--- DATASET EXTRACT ---

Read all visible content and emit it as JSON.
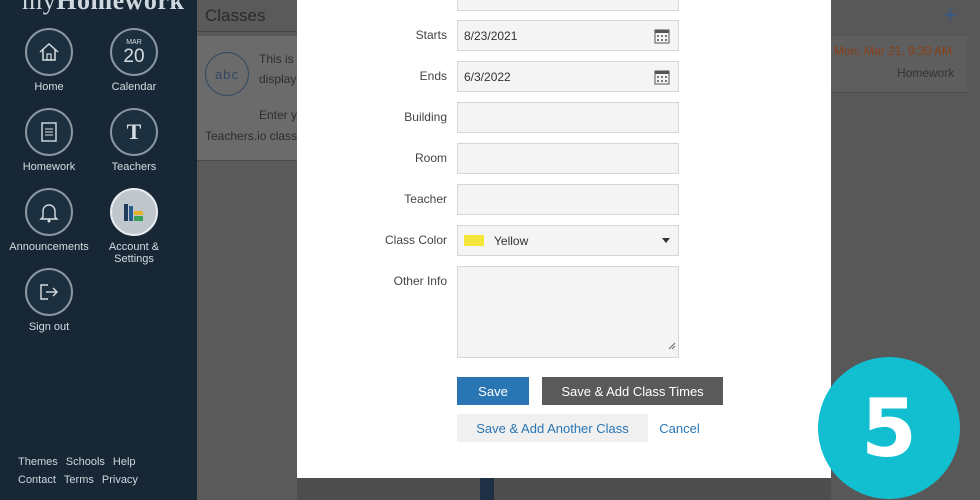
{
  "sidebar": {
    "brand_light": "my",
    "brand_bold": "Homework",
    "nav": [
      {
        "label": "Home",
        "icon": "home-icon"
      },
      {
        "label": "Calendar",
        "icon": "calendar-icon",
        "month": "MAR",
        "day": "20"
      },
      {
        "label": "Homework",
        "icon": "document-icon"
      },
      {
        "label": "Teachers",
        "icon": "teachers-icon"
      },
      {
        "label": "Announcements",
        "icon": "bell-icon"
      },
      {
        "label": "Account & Settings",
        "icon": "books-icon"
      },
      {
        "label": "Sign out",
        "icon": "sign-out-icon"
      }
    ],
    "footer": [
      "Themes",
      "Schools",
      "Help",
      "Contact",
      "Terms",
      "Privacy"
    ]
  },
  "classes_panel": {
    "title": "Classes",
    "avatar_text": "abc",
    "text_line1": "This is",
    "text_line2": "display",
    "text_line3": "Enter y",
    "text_line4": "Teachers.io class"
  },
  "right_panel": {
    "plus": "+",
    "due": "Mon, Mar 21, 9:30 AM",
    "type": "Homework"
  },
  "form": {
    "starts_label": "Starts",
    "starts_value": "8/23/2021",
    "ends_label": "Ends",
    "ends_value": "6/3/2022",
    "building_label": "Building",
    "room_label": "Room",
    "teacher_label": "Teacher",
    "class_color_label": "Class Color",
    "class_color_value": "Yellow",
    "class_color_hex": "#f5e63b",
    "other_info_label": "Other Info"
  },
  "buttons": {
    "save": "Save",
    "save_add_times": "Save & Add Class Times",
    "save_add_another": "Save & Add Another Class",
    "cancel": "Cancel"
  },
  "step_badge": "5",
  "colors": {
    "sidebar_bg": "#172735",
    "primary": "#2a76b4",
    "badge": "#12bfd0"
  }
}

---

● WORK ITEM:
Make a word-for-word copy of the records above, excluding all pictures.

● ANSWER SECTION:
Read all visible content and emit it as JSON.
{
  "sidebar": {
    "brand_light": "my",
    "brand_bold": "Homework",
    "nav": [
      {
        "label": "Home",
        "icon": "home-icon"
      },
      {
        "label": "Calendar",
        "icon": "calendar-icon",
        "month": "MAR",
        "day": "20"
      },
      {
        "label": "Homework",
        "icon": "document-icon"
      },
      {
        "label": "Teachers",
        "icon": "teachers-icon"
      },
      {
        "label": "Announcements",
        "icon": "bell-icon"
      },
      {
        "label": "Account & Settings",
        "icon": "books-icon"
      },
      {
        "label": "Sign out",
        "icon": "sign-out-icon"
      }
    ],
    "footer": [
      "Themes",
      "Schools",
      "Help",
      "Contact",
      "Terms",
      "Privacy"
    ]
  },
  "classes_panel": {
    "title": "Classes",
    "avatar_text": "abc",
    "text_line1": "This is",
    "text_line2": "display",
    "text_line3": "Enter y",
    "text_line4": "Teachers.io class"
  },
  "right_panel": {
    "plus": "+",
    "due": "Mon, Mar 21, 9:30 AM",
    "type": "Homework"
  },
  "form": {
    "starts_label": "Starts",
    "starts_value": "8/23/2021",
    "ends_label": "Ends",
    "ends_value": "6/3/2022",
    "building_label": "Building",
    "room_label": "Room",
    "teacher_label": "Teacher",
    "class_color_label": "Class Color",
    "class_color_value": "Yellow",
    "class_color_hex": "#f5e63b",
    "other_info_label": "Other Info"
  },
  "buttons": {
    "save": "Save",
    "save_add_times": "Save & Add Class Times",
    "save_add_another": "Save & Add Another Class",
    "cancel": "Cancel"
  },
  "step_badge": "5",
  "colors": {
    "sidebar_bg": "#172735",
    "primary": "#2a76b4",
    "badge": "#12bfd0"
  }
}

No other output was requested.